Michael Stokes

The power of parliament to amend the permit for the Pulp Mill under the Pulp Mill Assessment Act.
The Pulp Mill Assessment Act gives the parliament a statutory power to accept or reject the permit. It is clear that in the exercise of the power, parliament is acting as a statutory authority rather than as parliament. Therefore its powers are limited to those which the Act confers on it. Under section 7(2) of the Act, the parliament only has the power to accept or reject the permit, not amend it:
7. Approval of project

(1) The project is approved if –

(a) the consultant reports to the Minister under section 4(3) that the project should proceed; and

(b) each House of Parliament, by resolution, accepts the Pulp Mill Permit.

(2) Each House of Parliament, by resolution, is to accept or reject the Pulp Mill Permit within 5 sitting-days from the day on which it is laid before the House.

Although the parliament does not have power to amend the permit, it can use the power to reject to force amendments. There is nothing improper or illegal in its so doing. It has a duty to force changes if it believes that the mill should proceed but under different conditions from those in the permit. Under the Act, section 6, the relevant Minister has the responsibility of preparing the permit and submitting it to parliament for its consideration and therefore has the power to withdraw the permit and replace it with an amended one:
Section 7
(8) The Minister is to prepare a permit, to be called the “Pulp Mill Permit”, containing the substance of the conditions recommended by a relevant person under subsection (4) and other matters specified under subsection (7).

(9) The Minister must cause the report of the consultant and the Pulp Mill Permit to be laid before each House of Parliament by no later than 31 August 2007.

(10) The Minister may table in each House of Parliament any other report that in the Minister’s opinion is relevant to the project at the same time as the Minister causes the report and Pulp Mill Permit to be tabled under subsection (9).

If parliament decides that the permit needs to be amended in any way, it has the option of declining to accept the permit until the Minister makes the required amendments.
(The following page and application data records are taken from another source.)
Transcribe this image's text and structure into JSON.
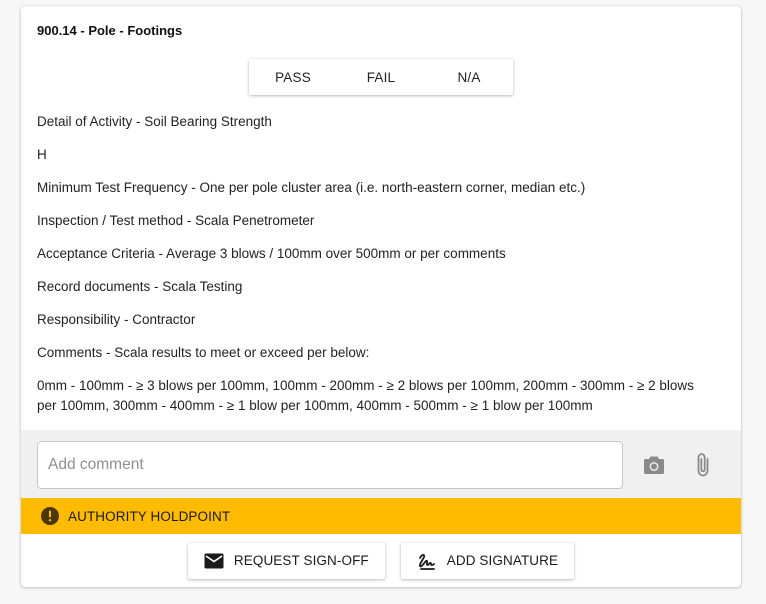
{
  "item": {
    "title": "900.14 - Pole - Footings"
  },
  "result_toggle": {
    "options": [
      "PASS",
      "FAIL",
      "N/A"
    ]
  },
  "details": [
    "Detail of Activity - Soil Bearing Strength",
    "H",
    "Minimum Test Frequency - One per pole cluster area (i.e. north-eastern corner, median etc.)",
    "Inspection / Test method - Scala Penetrometer",
    "Acceptance Criteria - Average 3 blows / 100mm over 500mm or per comments",
    "Record documents - Scala Testing",
    "Responsibility - Contractor",
    "Comments - Scala results to meet or exceed per below:",
    "0mm - 100mm - ≥ 3 blows per 100mm, 100mm - 200mm - ≥ 2 blows per 100mm, 200mm - 300mm - ≥ 2 blows per 100mm, 300mm - 400mm - ≥ 1 blow per 100mm, 400mm - 500mm - ≥ 1 blow per 100mm"
  ],
  "comment": {
    "value": "",
    "placeholder": "Add comment",
    "camera_icon": "camera-icon",
    "attach_icon": "paperclip-icon"
  },
  "holdpoint": {
    "label": "AUTHORITY HOLDPOINT",
    "icon": "exclamation-circle-icon",
    "color": "#ffbb00"
  },
  "actions": {
    "request_signoff_label": "REQUEST SIGN-OFF",
    "request_signoff_icon": "envelope-icon",
    "add_signature_label": "ADD SIGNATURE",
    "add_signature_icon": "signature-icon"
  }
}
If the Minister declines to do so, parliament has options other than rejecting the permit outright. It may defer the vote on the permit until such time as the Minister relents.

If this occurs, it may mean that the time periods specified in the Act are not met in that the final permit may not be laid before each House of parliament before 31 August as required by section 7(9) and parliament may not resolve to accept or reject the permit within the five sitting days permitted by section 7(2) of the Act. In my opinion, failure to comply with these provisions is not mandatory in that it will not invalidate the permit because it is most unlikely that parliament intended to impose binding time constraints of this nature on itself and because failure to comply with the time limits is not such a serious procedural error that it should result in invalidity. A failure to comply does not take away anyone’s rights or result in any other injustice, so it should not affect the outcome.